Facebook and Forums and Feeds, oh my.
(Upon seeing Lance Fortnow's
Bill Gasarch asked Evan Golub, who does research in Human-Computer Interaction and
educational technologies (though his Ph.D. involved Expander Graphs)
to do a guest post on facebook. This is that post.)
Lance recently wrote wondering how he would use a Facebook page
with his course. I should start by saying that although I have
a Facebook account, I don't really use it - I signed up for it
to look around and to decide whether I wanted to start using it
and haven't decided on "yes" yet.
In thinking about Lance's question, my first question was whether
he would create a Facebook group for his class, or create an actual
user and name it after his class. Depending on what notification
options work on a group -vs- work on a user might guide this decision.
For example, if one of these allows other Facebook users to receive a
notification when the wall is written on, then it might become the
My next thoughts on this relate to Internet-based course management
ideas that could be done via other technologies, but might be
possible using Facebook instead.
So, what could Lance do with a Facebook account/group for his
class that could already be done with forums?
He could provide a way for students in the class to:

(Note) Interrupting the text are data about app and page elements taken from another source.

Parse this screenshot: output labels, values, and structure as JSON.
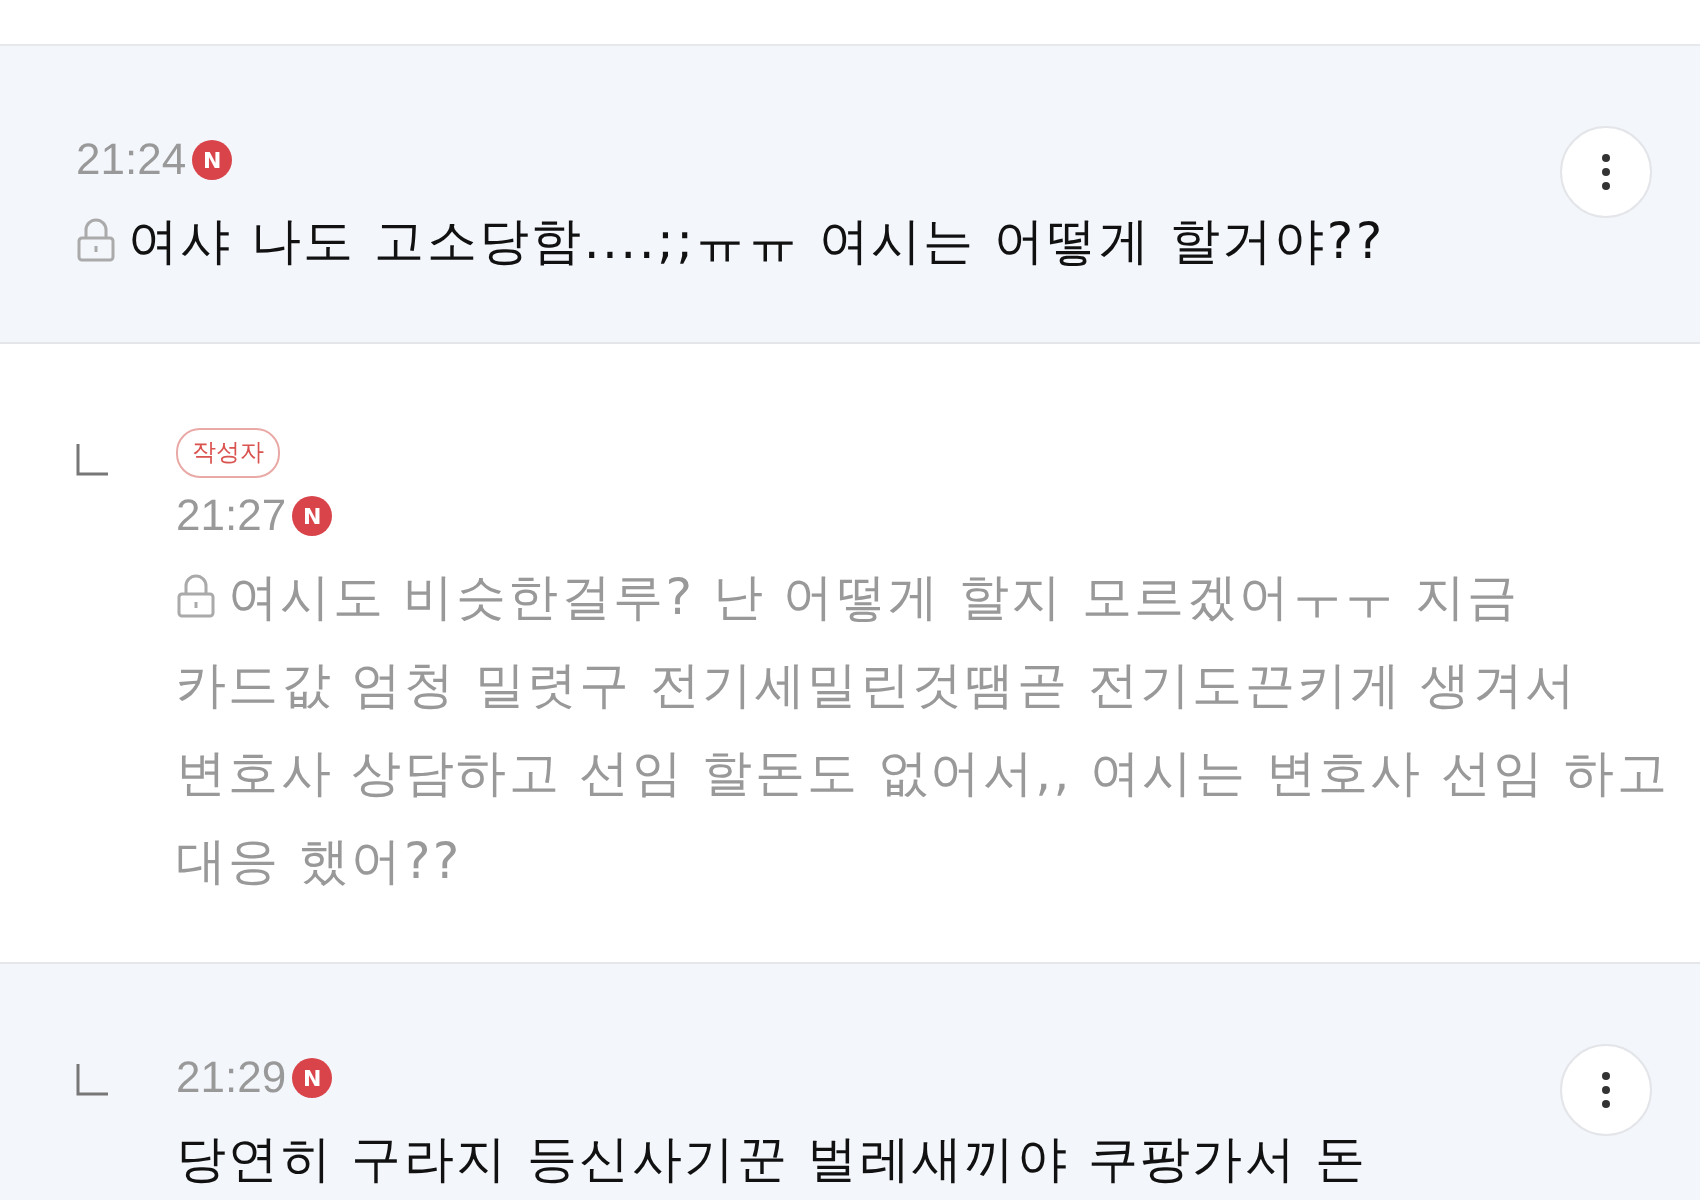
{
  "comments": [
    {
      "reply": false,
      "highlighted": true,
      "time": "21:24",
      "new_mark": "N",
      "locked": true,
      "muted": false,
      "menu": true,
      "text": "여샤 나도 고소당함....;;ㅠㅠ 여시는 어떻게 할거야??"
    },
    {
      "reply": true,
      "highlighted": false,
      "badge": "작성자",
      "time": "21:27",
      "new_mark": "N",
      "locked": true,
      "muted": true,
      "menu": false,
      "text": "여시도 비슷한걸루? 난 어떻게 할지 모르겠어ㅜㅜ 지금 카드값 엄청 밀렷구 전기세밀린것땜곧 전기도끈키게 생겨서 변호사 상담하고 선임 할돈도 없어서,, 여시는 변호사 선임 하고 대응 했어??"
    },
    {
      "reply": true,
      "highlighted": true,
      "time": "21:29",
      "new_mark": "N",
      "locked": false,
      "muted": false,
      "menu": true,
      "text": "당연히 구라지 등신사기꾼 벌레새끼야 쿠팡가서 돈"
    }
  ]
}
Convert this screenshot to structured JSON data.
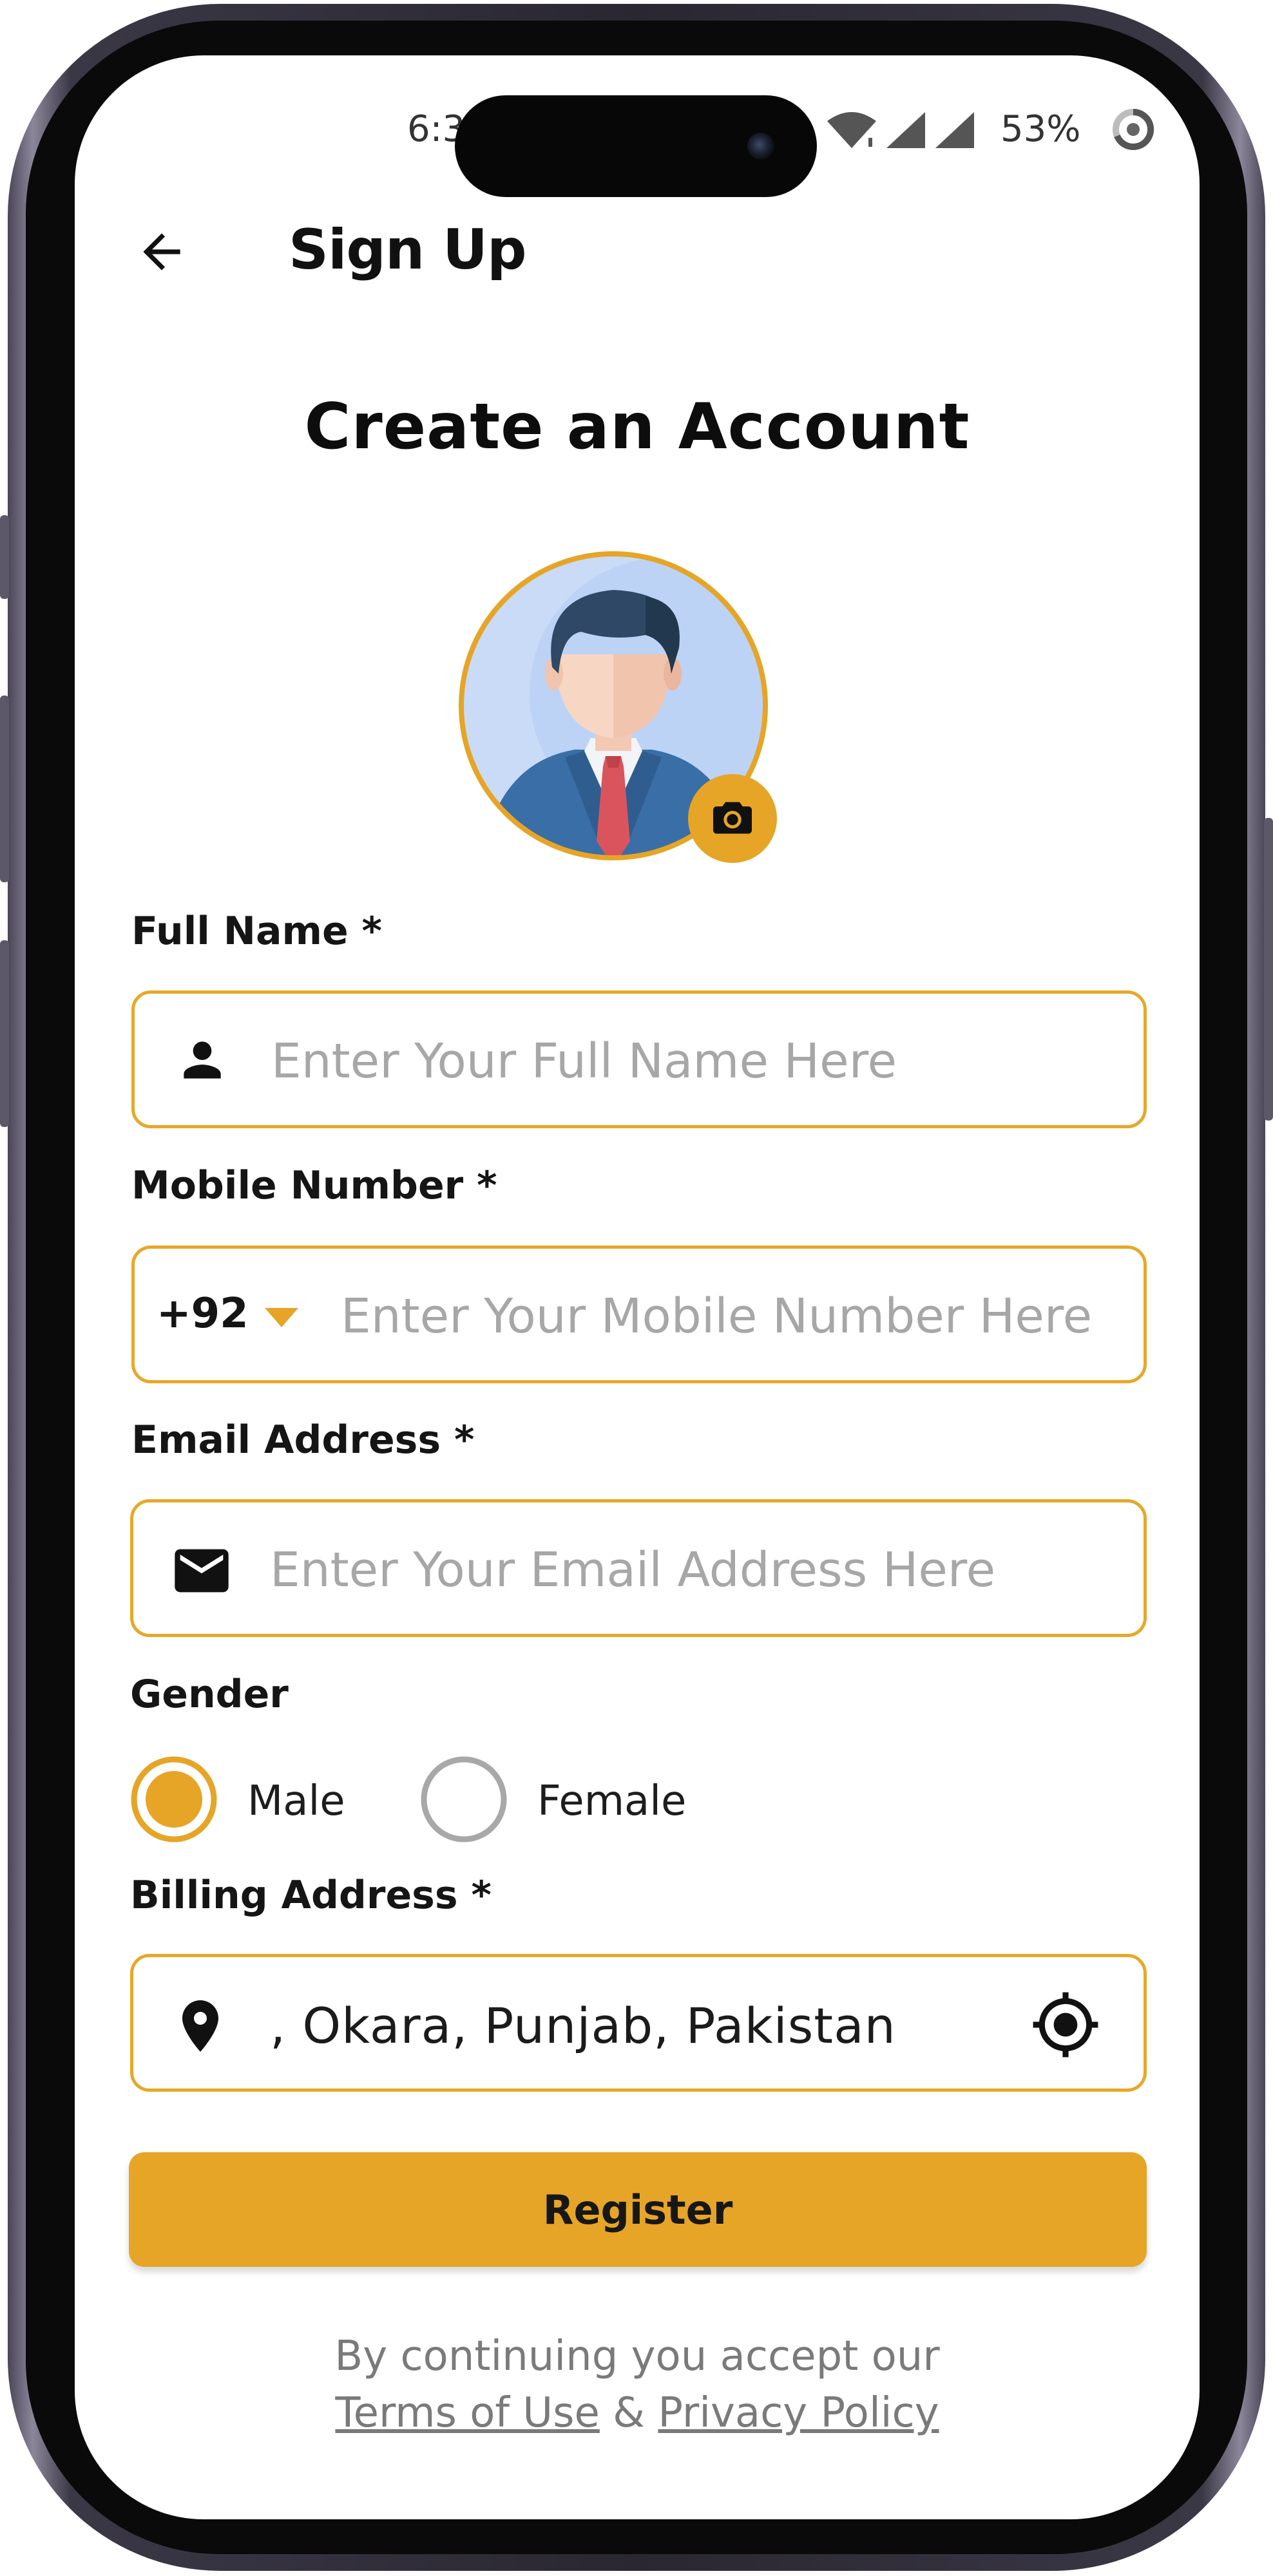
{
  "status_bar": {
    "time_partial": "6:3",
    "battery": "53%"
  },
  "header": {
    "title": "Sign Up"
  },
  "main": {
    "heading": "Create an Account",
    "form": {
      "full_name": {
        "label": "Full Name *",
        "placeholder": "Enter Your Full Name Here"
      },
      "mobile": {
        "label": "Mobile Number *",
        "country_code": "+92",
        "placeholder": "Enter Your Mobile Number Here"
      },
      "email": {
        "label": "Email Address *",
        "placeholder": "Enter Your Email Address Here"
      },
      "gender": {
        "label": "Gender",
        "options": [
          {
            "label": "Male",
            "selected": true
          },
          {
            "label": "Female",
            "selected": false
          }
        ]
      },
      "billing": {
        "label": "Billing Address *",
        "value": ", Okara, Punjab, Pakistan"
      }
    },
    "register_label": "Register",
    "footer": {
      "line1": "By continuing you accept our",
      "terms": "Terms of Use",
      "amp": "&",
      "privacy": "Privacy Policy"
    }
  },
  "colors": {
    "accent": "#e6a526",
    "field_border": "#e7a828",
    "text": "#151515",
    "placeholder": "#a7a7a7"
  },
  "icons": [
    "back-arrow-icon",
    "avatar",
    "camera-icon",
    "person-icon",
    "dropdown-triangle-icon",
    "mail-icon",
    "location-pin-icon",
    "gps-target-icon",
    "wifi-icon",
    "signal-icon",
    "battery-ring-icon"
  ]
}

...get in touch with each other and find out about each other
outside of the classroom
...from study groups during the semester
...post links to useful resources related to class topics
Next, what could Lance do with a Facebook account/group for his
class that could be already be done with an RSS feed?
He could have a way to let students know when he has:
...posted a new assignment
...posted additional notes
...updated the grades posted online
Assuming that anything that could be done via Facebook could also
be done using forums or feeds or other technologies, why use Facebook
rather than web forums or RSS feeds or other tools at our disposal?
To borrow an idea from
Alexandre Auguste Ledru-Rollin,
one reason might be "because that's where the students are, so if
we want to guide them, that's where we should be".
However, the above is more the reason why I have not used Facebook with
my courses yet. I see Facebook as a place where students go to socialize,
not to do classwork. I recall reading when I was a student that you
shouldn't do homework in bed or your brain might have more trouble turning
off thoughts of schoolwork when you are trying to go to sleep. I don't
know whether there is research to back up this perception that I picked up
somewhere along the way, but if so, then perhaps we should ask whether it
would be better to keep our courses off of Facebook (unless we are teaching
a course that covers social networking as a topic). If this is meant to
be a social space for students, would we be infringing upon this
by bringing our courses there?
As an (essentially) non-Facebook user, there might be some uses that would
be unique to Facebook (or similar social networking sites) of which I am
unaware. This "reply" to Lance (prompted by Bill) is meant more to open
what I see as a central question raised by Lance's question of
"what to put up there" (see his original